Hidden Figures

Spotlight Review by guest blogger Erin Marshall

Hidden Figures celebrates the real-life contributions of Katherine Johnson, Dorothy Vaughn, and Mary Jackson to America’s space program. Starting out as computers, literally doing the mathematical work of modern-day mechanical computers, these three ladies broke professional barriers at Langley in the 1960s. In a male-dominated racially segregated facility, these brilliant women stepped up to solving the puzzle of space flight. They rose in the ranks of mathematicians, engineers, and programmers because their intellect and skills were necessary to furthering the cause of dominating Soviets in the Space Race.

I was very excited to see this movie. I am a self-proclaimed NASA nerd and love reading anything astronaut-related. I left the theater feeling inspired by the tenacity and patriotism of Americans in the 1960’s. And, it renewed the pride I have in America’s pioneering spirit. Time and time again we overcome what seems impossible. At the same time, the film was an eye-opening look at the cultural norms of segregation. It highlighted the stark contrast of our society during that time. There was a driving determination to push forward, to innovate, and to propel technology. At the same time, many of these same people were clawing and scraping to hang onto ideas and traditions of keeping people “in their place”. There is a striking scene where Katherine mindlessly pours herself a cup of coffee while calculating numbers. All heads turn to look at her, as she realizes, she’s not welcome to drink from the same coffeepot as her co workers. She is forced to run a half mile from her desk to reach the “colored ladies room” because there isn’t one on the side of the Langley campus where her new position is located. There’s a flurry of apprehension when she needs to attend a meeting because “there is no protocol for women” there. We were as a society, taking huge strides. But, at the same time, we were dragging our feet and digging in our heels over petty trivial progress towards basic human decency. It’s a reminder that every generation needs to advance not only science and knowledge but, we can’t neglect the advancement of unity in the human race.

I do want to reiterate that this film is based on true events. But, the creators did definitely take some Hollywood liberties at making characters and situations more appealing. For example, twenty-something; Glen Powell plays the part of John Glenn. He looks fresh faced and innocent.
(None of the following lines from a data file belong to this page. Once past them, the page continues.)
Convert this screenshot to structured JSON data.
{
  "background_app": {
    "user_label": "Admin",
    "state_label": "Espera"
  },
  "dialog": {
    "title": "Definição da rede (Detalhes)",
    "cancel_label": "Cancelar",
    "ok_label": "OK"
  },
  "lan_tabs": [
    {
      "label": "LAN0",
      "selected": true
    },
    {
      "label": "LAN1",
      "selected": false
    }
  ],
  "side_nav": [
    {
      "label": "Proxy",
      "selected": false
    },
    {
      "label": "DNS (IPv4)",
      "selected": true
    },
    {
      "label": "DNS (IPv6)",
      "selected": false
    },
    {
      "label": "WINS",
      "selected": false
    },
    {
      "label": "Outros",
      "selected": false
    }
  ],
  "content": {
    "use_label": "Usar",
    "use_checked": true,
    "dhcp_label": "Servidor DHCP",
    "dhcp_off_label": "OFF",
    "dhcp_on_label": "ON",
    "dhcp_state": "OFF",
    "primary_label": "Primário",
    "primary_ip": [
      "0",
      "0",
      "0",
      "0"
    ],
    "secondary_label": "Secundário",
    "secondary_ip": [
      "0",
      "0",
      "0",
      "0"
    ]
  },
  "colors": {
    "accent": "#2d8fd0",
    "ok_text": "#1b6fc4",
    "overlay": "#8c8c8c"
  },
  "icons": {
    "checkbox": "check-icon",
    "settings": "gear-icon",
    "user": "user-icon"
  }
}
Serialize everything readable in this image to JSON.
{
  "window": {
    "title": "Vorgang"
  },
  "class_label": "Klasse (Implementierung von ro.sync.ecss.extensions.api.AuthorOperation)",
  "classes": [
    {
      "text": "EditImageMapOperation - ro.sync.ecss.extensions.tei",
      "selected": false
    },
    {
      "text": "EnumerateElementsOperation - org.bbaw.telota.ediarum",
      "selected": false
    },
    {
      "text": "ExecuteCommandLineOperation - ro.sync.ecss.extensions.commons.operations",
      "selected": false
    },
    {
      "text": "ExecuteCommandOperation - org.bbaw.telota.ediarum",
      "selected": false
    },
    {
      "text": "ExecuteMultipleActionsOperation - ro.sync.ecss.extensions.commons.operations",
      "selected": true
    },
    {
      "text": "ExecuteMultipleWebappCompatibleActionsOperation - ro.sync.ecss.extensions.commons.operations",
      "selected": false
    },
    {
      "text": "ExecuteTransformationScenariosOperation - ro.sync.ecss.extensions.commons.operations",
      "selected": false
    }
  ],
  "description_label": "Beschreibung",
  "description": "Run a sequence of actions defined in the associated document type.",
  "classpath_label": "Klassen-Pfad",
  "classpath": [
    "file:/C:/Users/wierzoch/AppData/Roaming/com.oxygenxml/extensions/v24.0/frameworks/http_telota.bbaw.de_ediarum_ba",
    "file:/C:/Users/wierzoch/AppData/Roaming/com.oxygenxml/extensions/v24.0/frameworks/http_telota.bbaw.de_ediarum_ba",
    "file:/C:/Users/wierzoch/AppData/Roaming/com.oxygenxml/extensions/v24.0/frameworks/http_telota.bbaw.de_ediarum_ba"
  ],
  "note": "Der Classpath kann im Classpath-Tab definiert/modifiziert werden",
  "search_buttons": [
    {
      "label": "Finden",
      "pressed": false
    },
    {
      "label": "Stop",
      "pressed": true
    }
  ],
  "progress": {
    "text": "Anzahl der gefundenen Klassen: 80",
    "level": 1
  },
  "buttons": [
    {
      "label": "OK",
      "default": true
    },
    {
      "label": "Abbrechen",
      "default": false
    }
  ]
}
He’s portrayed as this boy next door character that is naive to the danger he’s about to take on. Kind of, “Gee fella’s if that smart lady says the numbers are right, that’s good enough for me.”  In reality, Glenn was a forty year old combat pilot with a receding hairline that was exhaustively qualified and anything but naive. His memoirs mention nothing of last minute “go-no go” numbers arriving at the last possible minute before his launch. Further, there is a  tense scene where Katherine is running to a capcom mission control room on the other side of the Langley campus with vital numbers to the mission. In reality, this room was in Cape Canaveral, Florida, not Hampton, Virginia. Nevertheless, this is a great movie. It’s child appropriate, thought provoking, and highly entertaining. I look forward to seeing it again and I highly recommend you see it as well.

Erin enjoys all things science and nerdy, the outdoors, and time with her husband and twin children.  You can follow Erin on her blog Under An Elm Tree.

 

Sung from the heart

SING STREET

Ireland, the 1980’s, boy starts a high school rock band to try and get girl.  Why would a middle American raised man in his forties care for a movie like this?  It’s all about heart.

Sing Street, directed by John Carney (Once, Begin Again) and starring Lucy Boyton (Raphina), Ferdia Walsh-Peelo (Conor) and Jack Reynor (Brendan) is the story of a boy trying to impress a girl so he starts a band.  There would seem to be many troupes here but Sing Street sails above them all.  Sing Street is first and foremost a movie about brothers Conor and Brendan are growing up in Ireland in the 1980’s during the economic depression.  Conor has flunked out of college and spends most of his time in his room smoking weed and listening to his rather large vinyl record collection.  Brendan has been pulled from a swanky private school and put into Synge Street public school which is run by the church and is more like a maximum security prison than a High School.  After seeing a girl across the street (Raphina) and trying to impress her Conor tells her he is in a band and needs her to be in one of their music videos.  He then proceeds to talk his buddies into forming one.

This movie works for me on so many levels.  First the acting performances are so full of truth and authenticity that you feel like you have been transported back to the 1980’s where MTV was the cool thing and music videos reigned the airwaves.  Reynor’s performance as the older brother (Brendan) is so refreshing because he doesn’t fall too far into the stoner stereotypes and for that matter none of the other actors do either with their characters. The tension in Raphina and Conor’s relationship is played perfectly with it never falling into teenage angst.  Conor and Brendan might just be the most honest brothers relationship I have seen on film.

The musical performances are spot on and if you are like me and grew up in the 80’s then you will appreciate the throw back sound and music video feel.  The highlight of the film to me was the ending which I won’t spoil here, but left you to imagine for yourself how this story would end and left me singing the movies praise!

FOUR treble clefts out of five for SING STREET.

 

Streaming now on Netflix.